In On writing it all down: 2. Paper family trees I talked about the difficulties of recording siblings on a family tree – namely that they do take up a lot of space on an already crowded page.
It got me thinking that siblings and extended family are really important. Most genealogists, in tracing their families, focus mainly on the direct lines. This is understandable, and for me too they are always the priority. But that doesn’t mean we should neglect our ancestors’ brother and sisters, and even cousins.
For one thing, research around the lives of siblings can be just as useful for providing the sort of background that I talked about in On getting more from the records. Can’t find much on your ancestor? Check out one of their siblings and see what they’re up to around the same time. Not foolproof, but often very interesting! This is particularly true if your ancestors’ tended to all work in the same industry or live in the same areas. Which leads me onto the next point...

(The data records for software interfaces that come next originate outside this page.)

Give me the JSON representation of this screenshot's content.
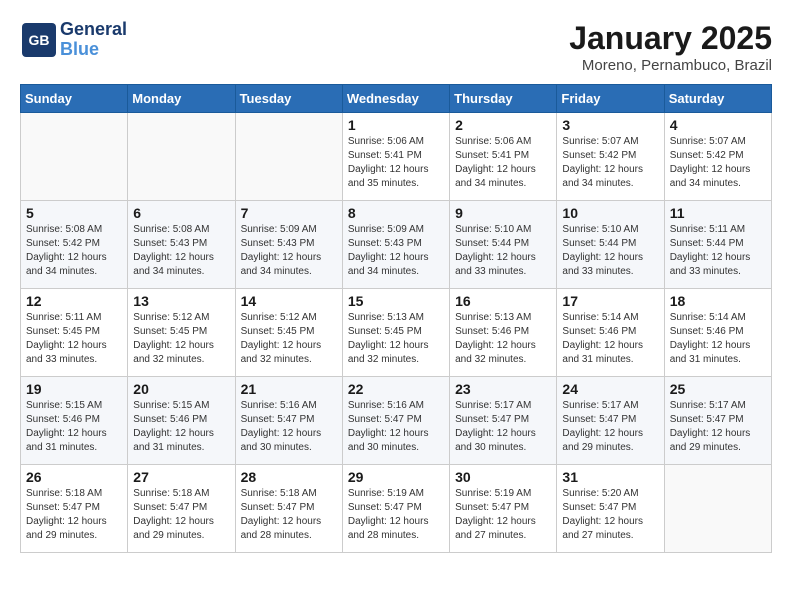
{
  "logo": {
    "line1": "General",
    "line2": "Blue"
  },
  "title": "January 2025",
  "subtitle": "Moreno, Pernambuco, Brazil",
  "days_of_week": [
    "Sunday",
    "Monday",
    "Tuesday",
    "Wednesday",
    "Thursday",
    "Friday",
    "Saturday"
  ],
  "weeks": [
    [
      {
        "day": "",
        "info": ""
      },
      {
        "day": "",
        "info": ""
      },
      {
        "day": "",
        "info": ""
      },
      {
        "day": "1",
        "info": "Sunrise: 5:06 AM\nSunset: 5:41 PM\nDaylight: 12 hours\nand 35 minutes."
      },
      {
        "day": "2",
        "info": "Sunrise: 5:06 AM\nSunset: 5:41 PM\nDaylight: 12 hours\nand 34 minutes."
      },
      {
        "day": "3",
        "info": "Sunrise: 5:07 AM\nSunset: 5:42 PM\nDaylight: 12 hours\nand 34 minutes."
      },
      {
        "day": "4",
        "info": "Sunrise: 5:07 AM\nSunset: 5:42 PM\nDaylight: 12 hours\nand 34 minutes."
      }
    ],
    [
      {
        "day": "5",
        "info": "Sunrise: 5:08 AM\nSunset: 5:42 PM\nDaylight: 12 hours\nand 34 minutes."
      },
      {
        "day": "6",
        "info": "Sunrise: 5:08 AM\nSunset: 5:43 PM\nDaylight: 12 hours\nand 34 minutes."
      },
      {
        "day": "7",
        "info": "Sunrise: 5:09 AM\nSunset: 5:43 PM\nDaylight: 12 hours\nand 34 minutes."
      },
      {
        "day": "8",
        "info": "Sunrise: 5:09 AM\nSunset: 5:43 PM\nDaylight: 12 hours\nand 34 minutes."
      },
      {
        "day": "9",
        "info": "Sunrise: 5:10 AM\nSunset: 5:44 PM\nDaylight: 12 hours\nand 33 minutes."
      },
      {
        "day": "10",
        "info": "Sunrise: 5:10 AM\nSunset: 5:44 PM\nDaylight: 12 hours\nand 33 minutes."
      },
      {
        "day": "11",
        "info": "Sunrise: 5:11 AM\nSunset: 5:44 PM\nDaylight: 12 hours\nand 33 minutes."
      }
    ],
    [
      {
        "day": "12",
        "info": "Sunrise: 5:11 AM\nSunset: 5:45 PM\nDaylight: 12 hours\nand 33 minutes."
      },
      {
        "day": "13",
        "info": "Sunrise: 5:12 AM\nSunset: 5:45 PM\nDaylight: 12 hours\nand 32 minutes."
      },
      {
        "day": "14",
        "info": "Sunrise: 5:12 AM\nSunset: 5:45 PM\nDaylight: 12 hours\nand 32 minutes."
      },
      {
        "day": "15",
        "info": "Sunrise: 5:13 AM\nSunset: 5:45 PM\nDaylight: 12 hours\nand 32 minutes."
      },
      {
        "day": "16",
        "info": "Sunrise: 5:13 AM\nSunset: 5:46 PM\nDaylight: 12 hours\nand 32 minutes."
      },
      {
        "day": "17",
        "info": "Sunrise: 5:14 AM\nSunset: 5:46 PM\nDaylight: 12 hours\nand 31 minutes."
      },
      {
        "day": "18",
        "info": "Sunrise: 5:14 AM\nSunset: 5:46 PM\nDaylight: 12 hours\nand 31 minutes."
      }
    ],
    [
      {
        "day": "19",
        "info": "Sunrise: 5:15 AM\nSunset: 5:46 PM\nDaylight: 12 hours\nand 31 minutes."
      },
      {
        "day": "20",
        "info": "Sunrise: 5:15 AM\nSunset: 5:46 PM\nDaylight: 12 hours\nand 31 minutes."
      },
      {
        "day": "21",
        "info": "Sunrise: 5:16 AM\nSunset: 5:47 PM\nDaylight: 12 hours\nand 30 minutes."
      },
      {
        "day": "22",
        "info": "Sunrise: 5:16 AM\nSunset: 5:47 PM\nDaylight: 12 hours\nand 30 minutes."
      },
      {
        "day": "23",
        "info": "Sunrise: 5:17 AM\nSunset: 5:47 PM\nDaylight: 12 hours\nand 30 minutes."
      },
      {
        "day": "24",
        "info": "Sunrise: 5:17 AM\nSunset: 5:47 PM\nDaylight: 12 hours\nand 29 minutes."
      },
      {
        "day": "25",
        "info": "Sunrise: 5:17 AM\nSunset: 5:47 PM\nDaylight: 12 hours\nand 29 minutes."
      }
    ],
    [
      {
        "day": "26",
        "info": "Sunrise: 5:18 AM\nSunset: 5:47 PM\nDaylight: 12 hours\nand 29 minutes."
      },
      {
        "day": "27",
        "info": "Sunrise: 5:18 AM\nSunset: 5:47 PM\nDaylight: 12 hours\nand 29 minutes."
      },
      {
        "day": "28",
        "info": "Sunrise: 5:18 AM\nSunset: 5:47 PM\nDaylight: 12 hours\nand 28 minutes."
      },
      {
        "day": "29",
        "info": "Sunrise: 5:19 AM\nSunset: 5:47 PM\nDaylight: 12 hours\nand 28 minutes."
      },
      {
        "day": "30",
        "info": "Sunrise: 5:19 AM\nSunset: 5:47 PM\nDaylight: 12 hours\nand 27 minutes."
      },
      {
        "day": "31",
        "info": "Sunrise: 5:20 AM\nSunset: 5:47 PM\nDaylight: 12 hours\nand 27 minutes."
      },
      {
        "day": "",
        "info": ""
      }
    ]
  ]
}
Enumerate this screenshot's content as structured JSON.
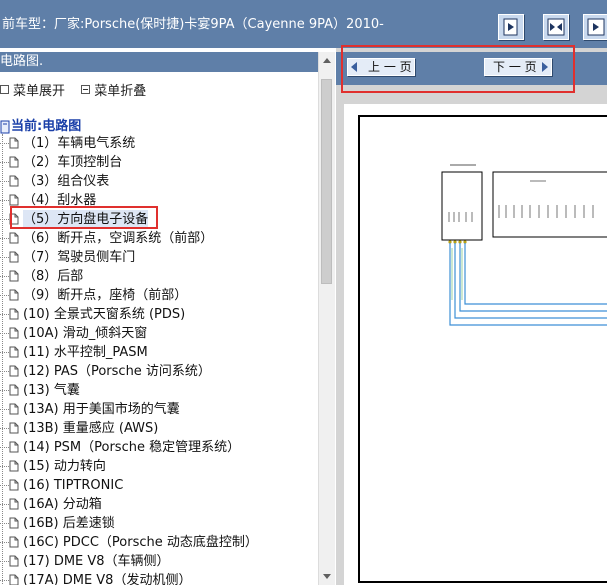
{
  "header": {
    "title": "前车型：厂家:Porsche(保时捷)卡宴9PA（Cayenne 9PA）2010-"
  },
  "toolbar": {
    "buttons": [
      {
        "name": "view-single-icon"
      },
      {
        "name": "view-split-icon"
      },
      {
        "name": "view-next-icon"
      }
    ]
  },
  "tree_panel": {
    "heading": "电路图.",
    "expand_all": "菜单展开",
    "collapse_all": "菜单折叠",
    "root": "当前:电路图",
    "items": [
      "（1）车辆电气系统",
      "（2）车顶控制台",
      "（3）组合仪表",
      "（4）刮水器",
      "（5）方向盘电子设备",
      "（6）断开点，空调系统（前部）",
      "（7）驾驶员侧车门",
      "（8）后部",
      "（9）断开点，座椅（前部）",
      "(10) 全景式天窗系统 (PDS)",
      "(10A) 滑动_倾斜天窗",
      "(11) 水平控制_PASM",
      "(12) PAS（Porsche 访问系统）",
      "(13) 气囊",
      "(13A) 用于美国市场的气囊",
      "(13B) 重量感应 (AWS)",
      "(14) PSM（Porsche 稳定管理系统）",
      "(15) 动力转向",
      "(16) TIPTRONIC",
      "(16A) 分动箱",
      "(16B) 后差速锁",
      "(16C) PDCC（Porsche 动态底盘控制）",
      "(17) DME V8（车辆侧）",
      "(17A) DME V8（发动机侧）"
    ],
    "selected_index": 4
  },
  "navigation": {
    "prev_label": "上 一 页",
    "next_label": "下 一 页"
  },
  "colors": {
    "header_bg": "#5f7fa8",
    "highlight": "#e0302e",
    "tree_root": "#1a3fa8",
    "wire": "#3d8fd6"
  }
}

Sometimes, researching a brother or sister in more depth can provide the vital key to getting over a brick wall, or solving a niggling mystery. It stands to reason that the more avenues of detailed information you have about all members of a family, the more leads you have to check. If you’re wondering about an ancestor who seems to have disappeared into thin air, check the census records for their siblings, or one of their children who isn’t in your direct line. Are there any likely candidates in those households? I also tend to keep a record of visitors and lodgers to a household and search for them if all else fails... you never know!
On a similar note, if you try to keep at least a vague idea about the other descendants of your direct ancestors, you’re far more likely to someday come across someone whose family history is connected to your own, who can help you as much as you can help them. They’re a resource equally as valuable as any document you’re likely to find and just as likely to help you solve a mystery – remember, so much of family history is about what is remembered and passed down the generations. Imagine if that distant cousin is in possession of a family photograph you’ve never seen, or the family bible with a list of dates that isn’t recorded anywhere else.
Most of all though, I think it’s wrong to reject siblings as somehow unimportant, because they have inevitably had an impact on your ancestor’s life. I know just from my own family that extended family often played a key part in raising a child or looking after someone in old age, even into the twentieth century – if this isn’t a major contribution to the health of the family tree, I don’t know what is!
Think about your own siblings and how important they are to you. Then imagine that one day a descendant of yours is researching you, but dismisses your brother or sister on the grounds that ‘they aren’t my direct ancestor’. I certainly don’t like this thought – without my brother I wouldn’t be me, anymore than I would be without my parents!
Previously, I’ve argued that genealogy isn’t just about getting as far back as possible (length), it’s also about the depth of your knowledge – finding a story and understanding the background. I’d like to add to this and say that it is also about breadth – remembering that you are not the only descendant of you ancestor, and that chances are there are distant relatives also living in the world today who are equally a part of your family’s history .
As always, let me know what you think...
Next time: making maps...